Instead, what do you know? The helicopter doesn't land anywhere but drops someone off in a parachute, and now we've got Henry Gale (or Michael or Ana Lucia or Locke) all over again. Is he good or is he eeeeevil? Let's hold a gun to his head/torture him/befriend him/ask him questions/put him in a pit in the ground/lock him up and find out!
Obviously some of the castaways are going to make it off the island eventually; maybe it'll even happen soon. But we need to have some new experiences and stray away from this dominant, ominous mood in every single scene. There have been episodes that were relatively light in the past. It's not like there can't be trouble brewing when some of the castaways are excited to leave. Must they all mourn Charlie together, when there's a helicopter on the way? Must they all struggle with whether to join Locke or not? Can't one among them be as self-interested as Michael? In the first two seasons, all of the castaways had a lot of flaws. Now it seems like they're all valiant heroes, each more courageous than the last, one-upping each other with one act of self-sacrifice after another.
And enough with the visions and the magic! They don't propel this story forward anymore. We know by now that these visions rarely add up or come back into play, so we don't trust them or take them as anything but "Now the scene gets really spooky!"
This perspective won't come as a surprise to those of you who gave up on "Lost" long ago (who will chime in on letters to remind us just how long ago you knew that "Lost" was a lost cause) or to those of you who love "Lost" with a passion and find an intricate, interrelated web of meaning in every little detail, but personally, I don't see how the writers could take a rescue and make it feel like something that's already happened on the show before.
Don't forget to boss

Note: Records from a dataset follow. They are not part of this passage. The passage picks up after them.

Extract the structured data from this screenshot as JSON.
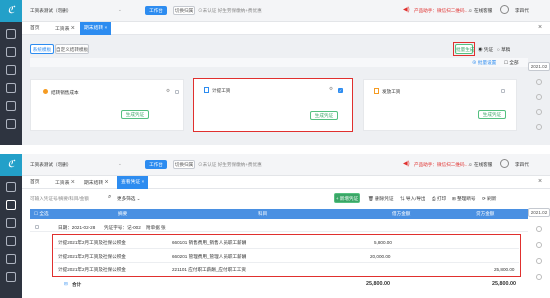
{
  "colors": {
    "accent": "#2d8cf0",
    "highlight": "#e0302e",
    "sidebar": "#2e3440",
    "success": "#3aa667"
  },
  "panel1": {
    "top": {
      "company": "工资表测试（勿删）",
      "period_button": "工作台",
      "switch_button": "切换归属",
      "not_certified": "未认证",
      "tax_status": "好生劳保缴纳+费优惠",
      "notice": "产品助手：微信扫二维码…",
      "online_service": "在线客服",
      "user": "李四代"
    },
    "tabs": [
      "首页",
      "工资表",
      "期末结转"
    ],
    "subtabs": [
      "系统模板",
      "自定义结转模板"
    ],
    "toolbar": {
      "generate_all": "批量生成",
      "voucher_radio": "凭证",
      "draft_radio": "草稿"
    },
    "filter": {
      "batch_setting": "批量设置",
      "all": "全部"
    },
    "date_chip": "2021.02",
    "cards": [
      {
        "title": "结转销售成本",
        "button": "生成凭证"
      },
      {
        "title": "计提工资",
        "button": "生成凭证"
      },
      {
        "title": "发放工资",
        "button": "生成凭证"
      }
    ]
  },
  "panel2": {
    "top": {
      "company": "工资表测试（勿删）",
      "period_button": "工作台",
      "switch_button": "切换归属",
      "not_certified": "未认证",
      "tax_status": "好生劳保缴纳+费优惠",
      "notice": "产品助手：微信扫二维码…",
      "online_service": "在线客服",
      "user": "李四代"
    },
    "tabs": [
      "首页",
      "工资表",
      "期末结转",
      "查看凭证"
    ],
    "search_placeholder": "可输入凭证号/摘要/科目/金额",
    "more_filter": "更多筛选",
    "actions": [
      "+ 新增凭证",
      "删除凭证",
      "导入/导出",
      "打印",
      "整理断号",
      "刷新"
    ],
    "date_chip": "2021.02",
    "columns": {
      "select_all": "全选",
      "summary": "摘要",
      "subject": "科目",
      "debit": "借方金额",
      "credit": "贷方金额"
    },
    "voucher_meta": {
      "date": "日期：2021-02-28",
      "number": "凭证字号：记-002",
      "attachments": "附单据 张"
    },
    "rows": [
      {
        "summary": "计提2021年2月工资及社保公积金",
        "subject": "660101 销售费用_销售人员职工薪酬",
        "debit": "5,800.00",
        "credit": ""
      },
      {
        "summary": "计提2021年2月工资及社保公积金",
        "subject": "660201 管理费用_管理人员职工薪酬",
        "debit": "20,000.00",
        "credit": ""
      },
      {
        "summary": "计提2021年2月工资及社保公积金",
        "subject": "221101 应付职工薪酬_应付职工工资",
        "debit": "",
        "credit": "25,800.00"
      }
    ],
    "total": {
      "label": "合计",
      "debit": "25,800.00",
      "credit": "25,800.00"
    }
  }
}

I do want to add that mapping out the right path for "Lost" is a seriously difficult undertaking, one that's a world apart from doing the paint-by-numbers plotting of a procedural drama or even a nighttime soap. The show's writers are in uncharted territory -- or they will be whenever they go back to work. It's not really their fault that they're writing the same scenes that they've written before, any more than it's our fault that we're so lumpy, sullen and slovenly after so many years on the earth, or that we expect to extract so much promise and meaning from our TV sets. Let's face it, we all need new bosses, bosses who'll bossily boss us around until we come close to resembling those capable, industrious human beings who walked the earth 200 years ago.
Next week ... Fanboys join the fray on "Survivor," while "The L Word" fumbles but doesn't drop the soap!